_REQUIRED ACTION:_
Restating the data exactly is the whole task.
--- LISTED RECORDS ---
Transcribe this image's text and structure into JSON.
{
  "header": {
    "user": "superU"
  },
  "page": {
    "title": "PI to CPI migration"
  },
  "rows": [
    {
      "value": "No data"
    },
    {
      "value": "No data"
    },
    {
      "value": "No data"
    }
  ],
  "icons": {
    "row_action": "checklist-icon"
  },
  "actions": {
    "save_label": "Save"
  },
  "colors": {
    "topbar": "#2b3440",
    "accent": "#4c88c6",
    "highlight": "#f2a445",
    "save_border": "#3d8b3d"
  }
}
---
_TASK OUTPUT:_
Transcribe this image's text and structure into JSON.
{
  "header": {
    "user": "superU"
  },
  "page": {
    "title": "PI to CPI migration"
  },
  "rows": [
    {
      "value": "No data"
    },
    {
      "value": "No data"
    },
    {
      "value": "No data"
    }
  ],
  "icons": {
    "row_action": "checklist-icon"
  },
  "actions": {
    "save_label": "Save"
  },
  "colors": {
    "topbar": "#2b3440",
    "accent": "#4c88c6",
    "highlight": "#f2a445",
    "save_border": "#3d8b3d"
  }
}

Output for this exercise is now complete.